All of the records below are to be output exactly; no image belongs in the result.

- Opening Delimiter -

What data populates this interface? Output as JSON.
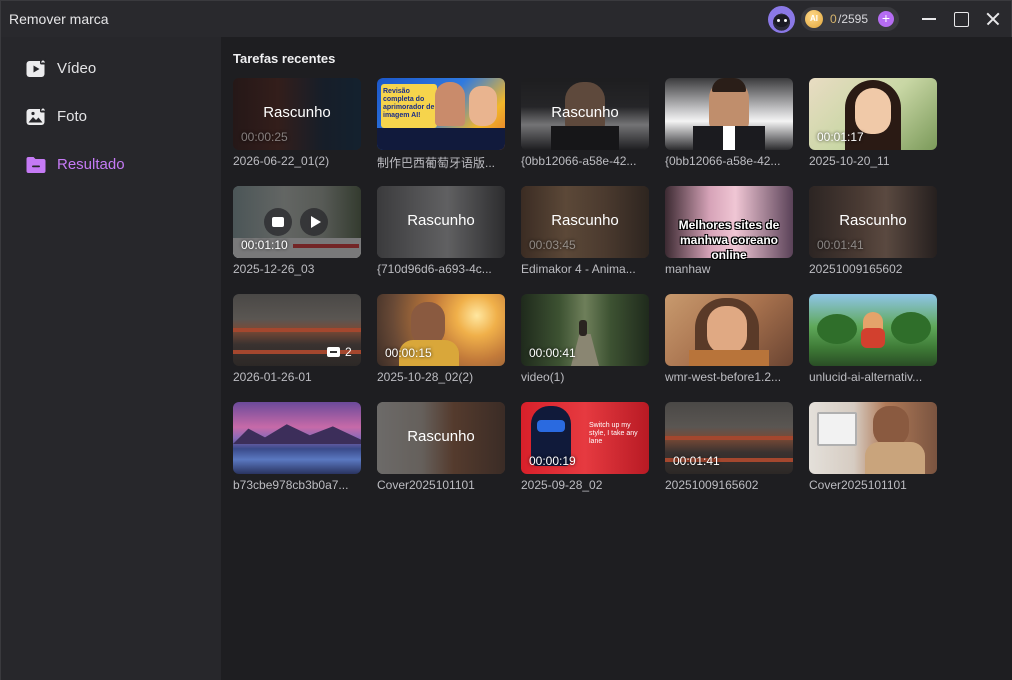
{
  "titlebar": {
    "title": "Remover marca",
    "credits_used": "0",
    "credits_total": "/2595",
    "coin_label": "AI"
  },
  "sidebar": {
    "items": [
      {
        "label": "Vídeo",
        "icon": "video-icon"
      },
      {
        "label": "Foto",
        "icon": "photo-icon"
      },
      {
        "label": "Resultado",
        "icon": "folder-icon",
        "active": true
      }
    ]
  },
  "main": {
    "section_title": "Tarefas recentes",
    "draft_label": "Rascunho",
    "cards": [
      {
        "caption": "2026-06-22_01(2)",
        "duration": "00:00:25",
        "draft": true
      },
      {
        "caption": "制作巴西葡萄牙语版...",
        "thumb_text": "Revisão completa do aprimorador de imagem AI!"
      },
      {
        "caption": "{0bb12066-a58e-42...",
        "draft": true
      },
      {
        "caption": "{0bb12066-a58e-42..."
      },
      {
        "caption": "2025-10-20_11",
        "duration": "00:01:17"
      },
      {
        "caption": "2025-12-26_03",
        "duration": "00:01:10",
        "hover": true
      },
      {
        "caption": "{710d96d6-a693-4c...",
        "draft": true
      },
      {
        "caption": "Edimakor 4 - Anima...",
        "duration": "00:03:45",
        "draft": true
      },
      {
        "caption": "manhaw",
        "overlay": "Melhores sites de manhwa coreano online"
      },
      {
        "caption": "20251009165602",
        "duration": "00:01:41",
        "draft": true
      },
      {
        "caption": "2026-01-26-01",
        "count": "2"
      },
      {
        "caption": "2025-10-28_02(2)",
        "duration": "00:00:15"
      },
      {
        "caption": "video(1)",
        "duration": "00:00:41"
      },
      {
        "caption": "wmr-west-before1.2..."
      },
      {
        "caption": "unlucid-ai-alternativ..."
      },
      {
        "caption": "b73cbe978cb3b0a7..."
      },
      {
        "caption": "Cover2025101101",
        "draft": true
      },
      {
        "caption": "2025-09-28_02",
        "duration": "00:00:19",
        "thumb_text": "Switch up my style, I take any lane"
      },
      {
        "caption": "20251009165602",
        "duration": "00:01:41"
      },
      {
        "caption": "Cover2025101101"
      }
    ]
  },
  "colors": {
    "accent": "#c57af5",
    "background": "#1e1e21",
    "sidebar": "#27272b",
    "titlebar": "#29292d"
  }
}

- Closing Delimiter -

### SOLVED PROBLEM
What data populates this interface? Output as JSON.
{
  "titlebar": {
    "title": "Remover marca",
    "credits_used": "0",
    "credits_total": "/2595",
    "coin_label": "AI"
  },
  "sidebar": {
    "items": [
      {
        "label": "Vídeo",
        "icon": "video-icon"
      },
      {
        "label": "Foto",
        "icon": "photo-icon"
      },
      {
        "label": "Resultado",
        "icon": "folder-icon",
        "active": true
      }
    ]
  },
  "main": {
    "section_title": "Tarefas recentes",
    "draft_label": "Rascunho",
    "cards": [
      {
        "caption": "2026-06-22_01(2)",
        "duration": "00:00:25",
        "draft": true
      },
      {
        "caption": "制作巴西葡萄牙语版...",
        "thumb_text": "Revisão completa do aprimorador de imagem AI!"
      },
      {
        "caption": "{0bb12066-a58e-42...",
        "draft": true
      },
      {
        "caption": "{0bb12066-a58e-42..."
      },
      {
        "caption": "2025-10-20_11",
        "duration": "00:01:17"
      },
      {
        "caption": "2025-12-26_03",
        "duration": "00:01:10",
        "hover": true
      },
      {
        "caption": "{710d96d6-a693-4c...",
        "draft": true
      },
      {
        "caption": "Edimakor 4 - Anima...",
        "duration": "00:03:45",
        "draft": true
      },
      {
        "caption": "manhaw",
        "overlay": "Melhores sites de manhwa coreano online"
      },
      {
        "caption": "20251009165602",
        "duration": "00:01:41",
        "draft": true
      },
      {
        "caption": "2026-01-26-01",
        "count": "2"
      },
      {
        "caption": "2025-10-28_02(2)",
        "duration": "00:00:15"
      },
      {
        "caption": "video(1)",
        "duration": "00:00:41"
      },
      {
        "caption": "wmr-west-before1.2..."
      },
      {
        "caption": "unlucid-ai-alternativ..."
      },
      {
        "caption": "b73cbe978cb3b0a7..."
      },
      {
        "caption": "Cover2025101101",
        "draft": true
      },
      {
        "caption": "2025-09-28_02",
        "duration": "00:00:19",
        "thumb_text": "Switch up my style, I take any lane"
      },
      {
        "caption": "20251009165602",
        "duration": "00:01:41"
      },
      {
        "caption": "Cover2025101101"
      }
    ]
  },
  "colors": {
    "accent": "#c57af5",
    "background": "#1e1e21",
    "sidebar": "#27272b",
    "titlebar": "#29292d"
  }
}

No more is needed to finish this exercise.